“This would include a comprehensive review of academic staff salaries and conditions, as staff salaries are a major cost for providers,” he said. “In line with the integrated nature of the Single Funding Formula, the Cost and Funding Category review would include delivering programmes in institutions and PTEs, the costs associated with delivering foundation education, and the costs of work-based industry training.”
Other key recommendations include a Quality Test as a prerequisite for receiving public funding, standardised performance measures for tertiary education and the separate sectors within it, improved accountability regimes with funding being removed from poorly performing providers, amending the current policy of no-interest on student loans while studying, a review of the financial student support policies and systems, a merit entry standard for under-graduate degrees, a review of the information available to learners, and a review of institutional governance.
“The Commission’s overall aim is to improve the quality of tuition and research, to see the Government having greater ability to steer tertiary education to national goals and priorities, to improve the responsiveness and accountability of providers, and to further the capability and capacity development of Maori and Pacific peoples,” said Mr Marshall.
“We have taken serious steps to address the responsiveness of tertiary education to Maori and Pacific peoples. Maori and Pacific peoples have traditionally been disadvantaged by the system, and it is vital that the country enables them to fulfil their aspirations,” said Russell Marshall.

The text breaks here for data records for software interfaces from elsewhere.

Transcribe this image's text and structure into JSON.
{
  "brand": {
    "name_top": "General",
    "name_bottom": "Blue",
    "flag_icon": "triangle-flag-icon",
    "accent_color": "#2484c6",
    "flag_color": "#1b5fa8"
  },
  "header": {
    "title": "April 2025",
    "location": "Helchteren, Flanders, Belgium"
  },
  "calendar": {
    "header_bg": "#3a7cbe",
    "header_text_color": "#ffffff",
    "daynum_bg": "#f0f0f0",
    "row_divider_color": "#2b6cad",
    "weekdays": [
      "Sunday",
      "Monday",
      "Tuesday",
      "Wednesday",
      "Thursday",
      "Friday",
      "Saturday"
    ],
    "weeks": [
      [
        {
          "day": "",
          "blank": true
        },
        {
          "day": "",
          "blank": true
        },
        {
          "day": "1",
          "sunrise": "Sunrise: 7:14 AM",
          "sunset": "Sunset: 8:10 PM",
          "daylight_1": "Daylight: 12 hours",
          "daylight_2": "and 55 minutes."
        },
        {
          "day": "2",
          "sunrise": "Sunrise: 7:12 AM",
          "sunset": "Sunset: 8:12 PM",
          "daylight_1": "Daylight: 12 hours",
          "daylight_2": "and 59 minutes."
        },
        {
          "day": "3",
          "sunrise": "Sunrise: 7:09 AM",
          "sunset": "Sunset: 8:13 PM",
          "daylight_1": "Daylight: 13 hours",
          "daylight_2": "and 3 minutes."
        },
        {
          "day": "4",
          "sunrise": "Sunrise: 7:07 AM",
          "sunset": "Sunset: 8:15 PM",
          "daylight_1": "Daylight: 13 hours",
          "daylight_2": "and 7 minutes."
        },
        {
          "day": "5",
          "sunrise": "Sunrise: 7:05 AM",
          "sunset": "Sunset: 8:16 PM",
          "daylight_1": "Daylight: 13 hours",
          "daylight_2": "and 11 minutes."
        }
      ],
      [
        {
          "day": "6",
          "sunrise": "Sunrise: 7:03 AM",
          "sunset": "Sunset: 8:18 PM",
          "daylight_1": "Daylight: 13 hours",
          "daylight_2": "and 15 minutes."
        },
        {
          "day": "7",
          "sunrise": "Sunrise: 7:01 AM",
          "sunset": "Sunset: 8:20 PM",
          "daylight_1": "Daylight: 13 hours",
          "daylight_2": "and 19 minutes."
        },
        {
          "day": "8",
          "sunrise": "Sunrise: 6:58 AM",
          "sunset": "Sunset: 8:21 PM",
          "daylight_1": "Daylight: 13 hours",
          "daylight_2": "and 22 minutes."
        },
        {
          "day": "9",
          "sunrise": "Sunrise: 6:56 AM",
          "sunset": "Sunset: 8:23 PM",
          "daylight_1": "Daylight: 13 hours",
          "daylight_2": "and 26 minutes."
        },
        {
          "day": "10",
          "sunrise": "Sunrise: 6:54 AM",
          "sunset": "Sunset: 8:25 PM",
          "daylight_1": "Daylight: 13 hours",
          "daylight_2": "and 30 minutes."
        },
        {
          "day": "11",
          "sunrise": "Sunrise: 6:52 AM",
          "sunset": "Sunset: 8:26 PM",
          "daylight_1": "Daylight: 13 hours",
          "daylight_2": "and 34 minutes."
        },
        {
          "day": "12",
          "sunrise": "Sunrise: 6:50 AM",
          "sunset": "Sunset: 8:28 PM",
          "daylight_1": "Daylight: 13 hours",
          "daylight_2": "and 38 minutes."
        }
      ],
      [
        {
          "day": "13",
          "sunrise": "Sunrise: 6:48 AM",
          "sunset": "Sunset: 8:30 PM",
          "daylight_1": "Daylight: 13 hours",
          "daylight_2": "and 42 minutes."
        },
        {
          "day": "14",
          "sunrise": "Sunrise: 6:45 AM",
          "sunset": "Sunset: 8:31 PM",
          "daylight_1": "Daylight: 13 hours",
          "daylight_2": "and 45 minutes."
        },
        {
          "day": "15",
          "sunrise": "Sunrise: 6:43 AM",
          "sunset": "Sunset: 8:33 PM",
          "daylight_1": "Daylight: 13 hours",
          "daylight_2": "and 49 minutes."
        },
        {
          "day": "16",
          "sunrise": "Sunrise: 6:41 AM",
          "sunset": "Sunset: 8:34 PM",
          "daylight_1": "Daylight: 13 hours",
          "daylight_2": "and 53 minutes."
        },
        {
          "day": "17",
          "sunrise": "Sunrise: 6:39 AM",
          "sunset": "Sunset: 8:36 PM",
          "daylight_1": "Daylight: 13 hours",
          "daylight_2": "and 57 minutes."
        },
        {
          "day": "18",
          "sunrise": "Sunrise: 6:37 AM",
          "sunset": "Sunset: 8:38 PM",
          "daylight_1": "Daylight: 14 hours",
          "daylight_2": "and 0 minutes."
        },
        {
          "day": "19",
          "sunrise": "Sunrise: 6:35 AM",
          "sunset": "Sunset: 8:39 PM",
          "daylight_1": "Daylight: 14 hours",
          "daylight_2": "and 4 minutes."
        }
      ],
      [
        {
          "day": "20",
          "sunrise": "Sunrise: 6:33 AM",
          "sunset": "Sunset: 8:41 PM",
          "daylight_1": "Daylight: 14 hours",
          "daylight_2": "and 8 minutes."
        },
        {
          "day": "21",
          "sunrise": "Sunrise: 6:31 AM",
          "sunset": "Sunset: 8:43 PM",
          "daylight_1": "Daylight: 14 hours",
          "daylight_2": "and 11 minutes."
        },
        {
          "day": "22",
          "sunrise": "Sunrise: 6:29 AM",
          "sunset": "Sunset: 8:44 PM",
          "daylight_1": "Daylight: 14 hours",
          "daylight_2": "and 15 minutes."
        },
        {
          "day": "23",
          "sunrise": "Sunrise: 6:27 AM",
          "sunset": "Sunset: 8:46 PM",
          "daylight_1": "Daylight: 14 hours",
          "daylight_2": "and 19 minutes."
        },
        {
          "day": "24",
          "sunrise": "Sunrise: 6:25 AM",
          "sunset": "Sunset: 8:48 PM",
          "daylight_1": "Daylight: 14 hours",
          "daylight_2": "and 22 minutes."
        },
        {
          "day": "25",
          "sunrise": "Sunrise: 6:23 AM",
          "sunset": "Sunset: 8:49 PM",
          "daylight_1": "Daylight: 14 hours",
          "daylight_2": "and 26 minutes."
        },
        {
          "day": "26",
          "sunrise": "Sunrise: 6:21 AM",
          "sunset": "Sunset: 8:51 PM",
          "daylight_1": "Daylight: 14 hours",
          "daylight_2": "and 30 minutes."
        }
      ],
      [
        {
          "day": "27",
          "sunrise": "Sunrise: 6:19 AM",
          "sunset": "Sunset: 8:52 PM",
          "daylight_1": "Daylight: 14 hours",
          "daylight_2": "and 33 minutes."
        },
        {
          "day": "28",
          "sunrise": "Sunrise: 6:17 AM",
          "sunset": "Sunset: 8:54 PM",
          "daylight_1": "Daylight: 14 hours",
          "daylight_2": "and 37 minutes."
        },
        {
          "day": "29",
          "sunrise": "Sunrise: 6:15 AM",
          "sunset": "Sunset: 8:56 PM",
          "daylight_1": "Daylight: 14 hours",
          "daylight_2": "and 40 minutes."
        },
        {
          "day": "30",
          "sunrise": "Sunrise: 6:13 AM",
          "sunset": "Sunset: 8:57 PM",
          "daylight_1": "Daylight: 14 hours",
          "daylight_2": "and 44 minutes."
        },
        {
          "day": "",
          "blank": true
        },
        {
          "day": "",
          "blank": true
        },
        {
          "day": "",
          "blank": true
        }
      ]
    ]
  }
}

“The Commission urges the Government to continue with implementing its proposals and has recommended that any savings from the reallocation of government funding be redistributed within the tertiary education system along with the introduction of a modest amount of new money. Our proposals provide an assurance to the Government that the money allocated to the tertiary education system can be targeted to areas the Government sees as priorities.
“We have recognised the need for the performance of the system to be measured, so that it is effective, efficient and accountable. To this end, the Commission proposes a Tertiary Education Scorecard, which can be developed along with the Tertiary Education Strategy as a useful instrument that the Tertiary Education Commission can use in making funding decisions. This increased accountability will give the Government confidence that increased investment in tertiary education will effectively contribute to achieving its goals and priorities.
Mr Marshall concluded by saying “the Commission is conscious that the complex and integrated nature of tertiary education means that implementing the changes must be undertaken carefully and in a phased manner. Implementing the new funding framework must be done in a holistic manner, with consideration given to the dynamic flow-on effect of changes on all parts of the system.
“I wish to take this opportunity to acknowledge the considerable contribution made by providers and their staff, students, Maori and Pacific people, research, industry, business and community groups to the work of the Commission. Our particular thanks are also due to everyone who gave their time to prepare submissions and sit on the working groups established by the Commission to support it in its work.
“And, finally, I wish to thank the Commissioners and the Secretariat for the passion and dedication that they given to the task they have undertaken since April 2000.”
Further information can be obtained from the Commission website at www.teac.govt.nz